**ASSIGNMENT**: Using the records below, please work out how many lines contain "shortcut"; answer with the number alone.
··· PROVIDED INFORMATION ···
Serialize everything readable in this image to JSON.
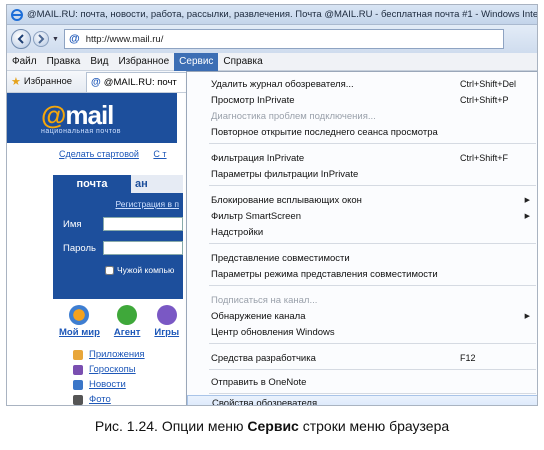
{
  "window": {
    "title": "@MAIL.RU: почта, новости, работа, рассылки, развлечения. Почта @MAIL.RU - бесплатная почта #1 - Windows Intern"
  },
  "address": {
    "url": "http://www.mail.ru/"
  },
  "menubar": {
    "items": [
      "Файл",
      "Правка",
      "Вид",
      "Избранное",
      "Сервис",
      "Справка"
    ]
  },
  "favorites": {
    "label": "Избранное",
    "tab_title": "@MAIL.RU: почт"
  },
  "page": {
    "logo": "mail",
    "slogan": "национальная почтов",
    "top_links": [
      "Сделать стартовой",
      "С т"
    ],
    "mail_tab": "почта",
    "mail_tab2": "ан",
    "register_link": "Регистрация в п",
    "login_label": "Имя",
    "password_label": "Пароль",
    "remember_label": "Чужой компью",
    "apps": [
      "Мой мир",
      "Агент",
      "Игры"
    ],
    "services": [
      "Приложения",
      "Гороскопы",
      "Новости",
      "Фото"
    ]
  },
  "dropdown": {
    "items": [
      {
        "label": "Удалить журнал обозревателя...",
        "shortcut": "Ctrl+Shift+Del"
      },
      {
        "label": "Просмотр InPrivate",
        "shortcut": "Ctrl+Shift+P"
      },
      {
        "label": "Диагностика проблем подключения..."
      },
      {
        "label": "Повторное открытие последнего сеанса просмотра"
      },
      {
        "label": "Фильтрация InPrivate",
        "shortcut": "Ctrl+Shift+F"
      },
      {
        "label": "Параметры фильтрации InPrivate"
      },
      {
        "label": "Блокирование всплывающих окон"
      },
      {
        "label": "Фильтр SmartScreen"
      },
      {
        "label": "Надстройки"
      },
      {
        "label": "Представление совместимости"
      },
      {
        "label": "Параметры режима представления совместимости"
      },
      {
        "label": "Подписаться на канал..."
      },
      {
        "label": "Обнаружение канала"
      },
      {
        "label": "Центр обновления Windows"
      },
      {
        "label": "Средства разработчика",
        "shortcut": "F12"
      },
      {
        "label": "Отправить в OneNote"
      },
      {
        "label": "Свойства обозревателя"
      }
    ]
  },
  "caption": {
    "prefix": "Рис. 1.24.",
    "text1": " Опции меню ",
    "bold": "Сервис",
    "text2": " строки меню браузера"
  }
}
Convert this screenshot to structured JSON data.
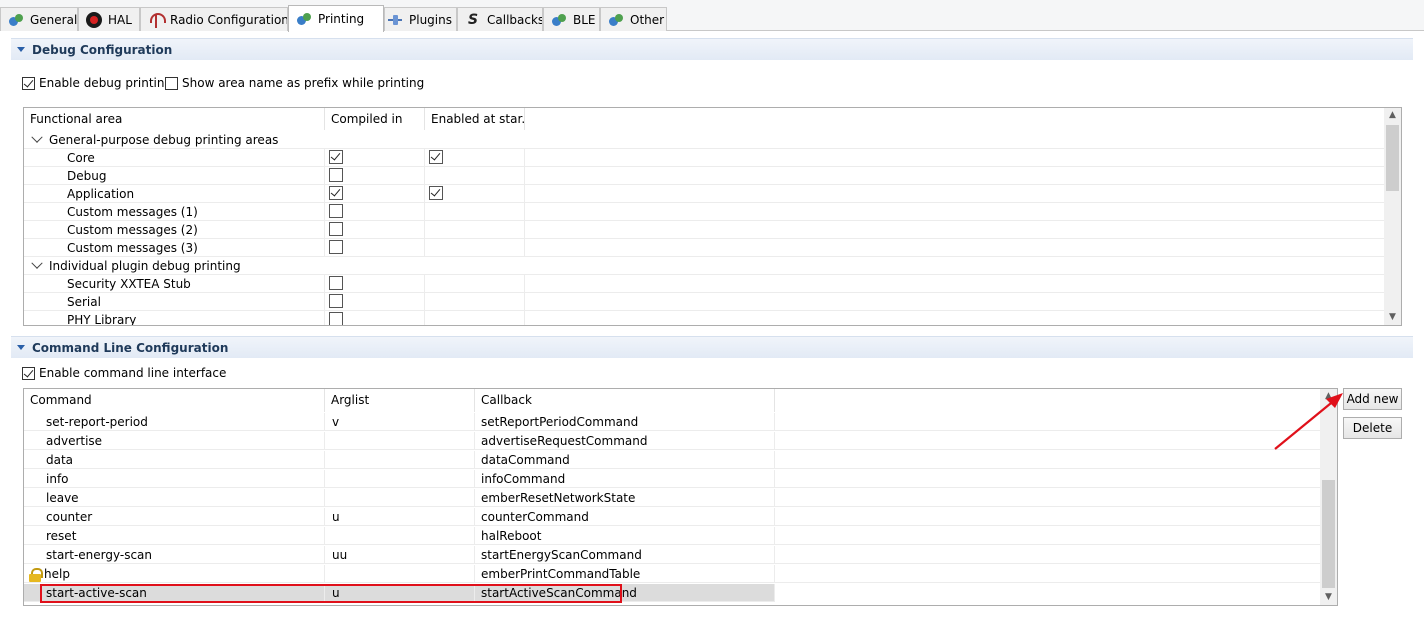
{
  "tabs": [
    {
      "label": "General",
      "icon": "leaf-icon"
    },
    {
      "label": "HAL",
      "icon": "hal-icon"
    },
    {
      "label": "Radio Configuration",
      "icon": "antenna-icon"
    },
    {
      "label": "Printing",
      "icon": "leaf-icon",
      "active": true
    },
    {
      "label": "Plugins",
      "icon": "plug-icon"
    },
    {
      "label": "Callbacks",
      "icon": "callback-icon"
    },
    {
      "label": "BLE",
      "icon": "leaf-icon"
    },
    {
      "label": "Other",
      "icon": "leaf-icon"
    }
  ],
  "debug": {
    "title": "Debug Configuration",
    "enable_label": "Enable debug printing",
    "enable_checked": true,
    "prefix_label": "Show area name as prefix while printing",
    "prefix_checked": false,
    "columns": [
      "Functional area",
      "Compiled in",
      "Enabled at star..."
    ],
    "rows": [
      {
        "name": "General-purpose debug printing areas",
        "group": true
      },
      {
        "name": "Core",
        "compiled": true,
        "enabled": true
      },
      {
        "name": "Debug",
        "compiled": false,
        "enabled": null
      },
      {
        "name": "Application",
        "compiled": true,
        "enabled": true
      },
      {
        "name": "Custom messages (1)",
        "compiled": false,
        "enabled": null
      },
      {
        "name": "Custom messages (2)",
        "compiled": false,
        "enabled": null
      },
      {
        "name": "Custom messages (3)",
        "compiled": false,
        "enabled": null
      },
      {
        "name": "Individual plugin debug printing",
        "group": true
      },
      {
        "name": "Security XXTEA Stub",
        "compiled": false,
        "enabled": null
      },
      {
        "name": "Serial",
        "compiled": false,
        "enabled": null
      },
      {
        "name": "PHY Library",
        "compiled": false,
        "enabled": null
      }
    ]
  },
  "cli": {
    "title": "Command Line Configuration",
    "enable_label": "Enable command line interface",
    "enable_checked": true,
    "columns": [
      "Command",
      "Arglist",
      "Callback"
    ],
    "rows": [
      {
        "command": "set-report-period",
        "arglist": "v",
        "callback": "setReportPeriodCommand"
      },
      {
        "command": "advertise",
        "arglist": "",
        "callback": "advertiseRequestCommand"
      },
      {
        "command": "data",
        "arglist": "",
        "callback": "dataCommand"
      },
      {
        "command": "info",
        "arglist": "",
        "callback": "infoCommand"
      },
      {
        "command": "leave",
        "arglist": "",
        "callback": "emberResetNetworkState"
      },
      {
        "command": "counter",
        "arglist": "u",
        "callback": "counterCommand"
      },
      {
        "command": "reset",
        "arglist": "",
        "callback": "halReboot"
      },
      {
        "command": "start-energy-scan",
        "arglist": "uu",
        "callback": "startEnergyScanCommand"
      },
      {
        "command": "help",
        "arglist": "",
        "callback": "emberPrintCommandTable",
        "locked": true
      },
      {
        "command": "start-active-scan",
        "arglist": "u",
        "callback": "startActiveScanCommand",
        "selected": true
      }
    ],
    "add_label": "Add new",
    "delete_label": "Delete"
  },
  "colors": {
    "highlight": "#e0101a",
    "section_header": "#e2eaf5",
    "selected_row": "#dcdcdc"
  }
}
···
**PROBLEM SOLUTION**: 4